Police in Cape Town, South Africa have arrested a suspect in connection with the brutal rape of a gay man on Saturday night.
The victim, whose name has not been released to the public to protect his identity, stopped to buy cigarettes while on a walk down Cape Town’s Church Street. A stranger across the street asked if he could share a cigarette, and the victim agreed. After walking a short distance, the stranger then grabbed the victim and forced him into some nearby bushes where he raped him.
The victim returned home crying that night, waking his children and prompting his mother to alert law enforcement.
“He happened to be in the wrong place at the wrong time and we fear what these incidents will do to him,” the victim’s mother told South African outlet IOL. “From what he’s telling us it seems as if the perpetrator had been planning this,” she added.
The victim’s mother goes on to say that the family knows and accepts the victim as a gay man, though the family fears for his safety in the homophobic climate of Cape Town. She also says this isn’t the first time he’s been attacked.
“He was almost raped here in Langa [a neighborhood in Cape Town] and at boarding school in Stellenbosch,” the victim’s mother says. “He once arrived here traumatized after he was attacked and almost got raped by a group of men in Stellenbosch.” She also added that he’s experienced insomnia as a result of the Saturday attack.
For the greater Cape Town community, the attack on this victim sends an ominous signal about the safety of the city, and about the nature of sex crimes in general.
“This is the first case we have dealt with and to have such cases where there are calls for the end of gender-based violence and the raping not only of women and children but everyone is upsetting,” said Anele Gqasana of Langa Community Advice Services, a legal and civil rights counseling group based in Cape Town.

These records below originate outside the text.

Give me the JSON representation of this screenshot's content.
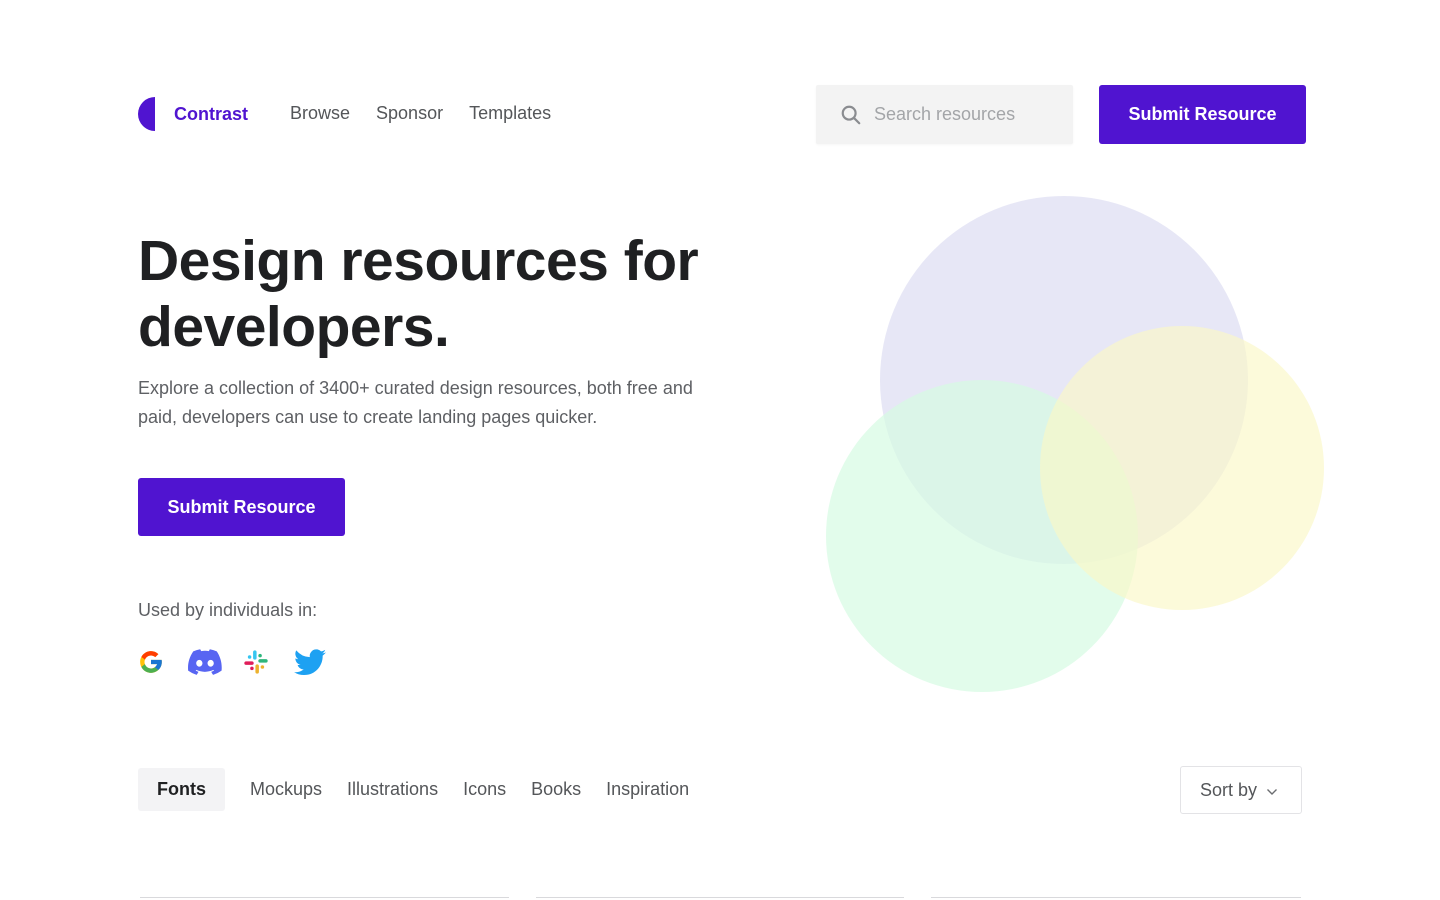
{
  "brand": {
    "name": "Contrast",
    "color": "#5014d0"
  },
  "nav": {
    "items": [
      "Browse",
      "Sponsor",
      "Templates"
    ]
  },
  "search": {
    "placeholder": "Search resources",
    "icon": "search-icon"
  },
  "header": {
    "submit_label": "Submit Resource"
  },
  "hero": {
    "title": "Design resources for developers.",
    "subtitle": "Explore a collection of 3400+ curated design resources, both free and paid, developers can use to create landing pages quicker.",
    "cta_label": "Submit Resource",
    "used_by_label": "Used by individuals in:",
    "logos": [
      "google-logo",
      "discord-logo",
      "slack-logo",
      "twitter-logo"
    ]
  },
  "decorative": {
    "circle_colors": [
      "#e9e9f7",
      "#dcfde7",
      "#fdfbd6"
    ]
  },
  "filters": {
    "tabs": [
      "Fonts",
      "Mockups",
      "Illustrations",
      "Icons",
      "Books",
      "Inspiration"
    ],
    "active_tab": "Fonts",
    "sort_label": "Sort by"
  },
  "colors": {
    "accent": "#5014d0",
    "text_dark": "#1f2022",
    "text_muted": "#5e6064"
  }
}
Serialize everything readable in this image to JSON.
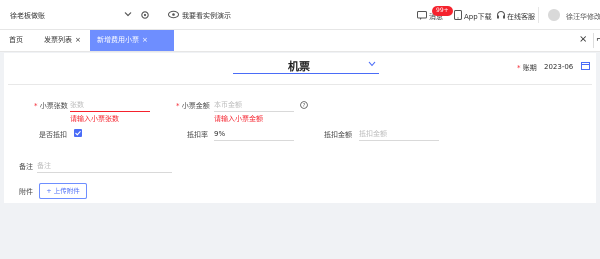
{
  "header": {
    "org_name": "徐老板做账",
    "demo_label": "我要看实例演示",
    "message_label": "消息",
    "message_badge": "99+",
    "app_download_label": "App下载",
    "online_service_label": "在线客服",
    "user_name": "徐汪华修改"
  },
  "tabs": [
    {
      "label": "首页",
      "closable": false,
      "active": false
    },
    {
      "label": "发票列表",
      "closable": true,
      "active": false
    },
    {
      "label": "新增费用小票",
      "closable": true,
      "active": true
    }
  ],
  "tab_close_symbol": "×",
  "form": {
    "title": "机票",
    "period_label": "账期",
    "period_value": "2023-06",
    "fields": {
      "count_label": "小票张数",
      "count_placeholder": "张数",
      "count_error": "请输入小票张数",
      "amount_label": "小票金额",
      "amount_placeholder": "本币金额",
      "amount_error": "请输入小票金额",
      "deduct_label": "是否抵扣",
      "deduct_checked": true,
      "rate_label": "抵扣率",
      "rate_value": "9%",
      "deduct_amount_label": "抵扣金额",
      "deduct_amount_placeholder": "抵扣金额",
      "note_label": "备注",
      "note_placeholder": "备注",
      "attach_label": "附件",
      "upload_label": "+ 上传附件"
    },
    "required_mark": "*"
  },
  "colors": {
    "accent": "#4a6cf7",
    "active_tab": "#6e8eff",
    "error": "#f5222d"
  }
}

At the time of this writing, police have not released the name of the suspect in the case. He remains in custody awaiting his first court appearance.
South Africa is typically labeled the most queer-friendly destination in Africa. LGBTQ people enjoy marriage equality, discrimination protections in housing and employment, adoption rights and can serve in the military. Public opinion surveys, however, paint a more complicated picture of queer acceptance in the nation. A 2015 survey revealed that though a 51% majority of respondents believed LGBTQ people should have the same rights as straight South Africans, a whopping 72% viewed homosexuality as morally wrong.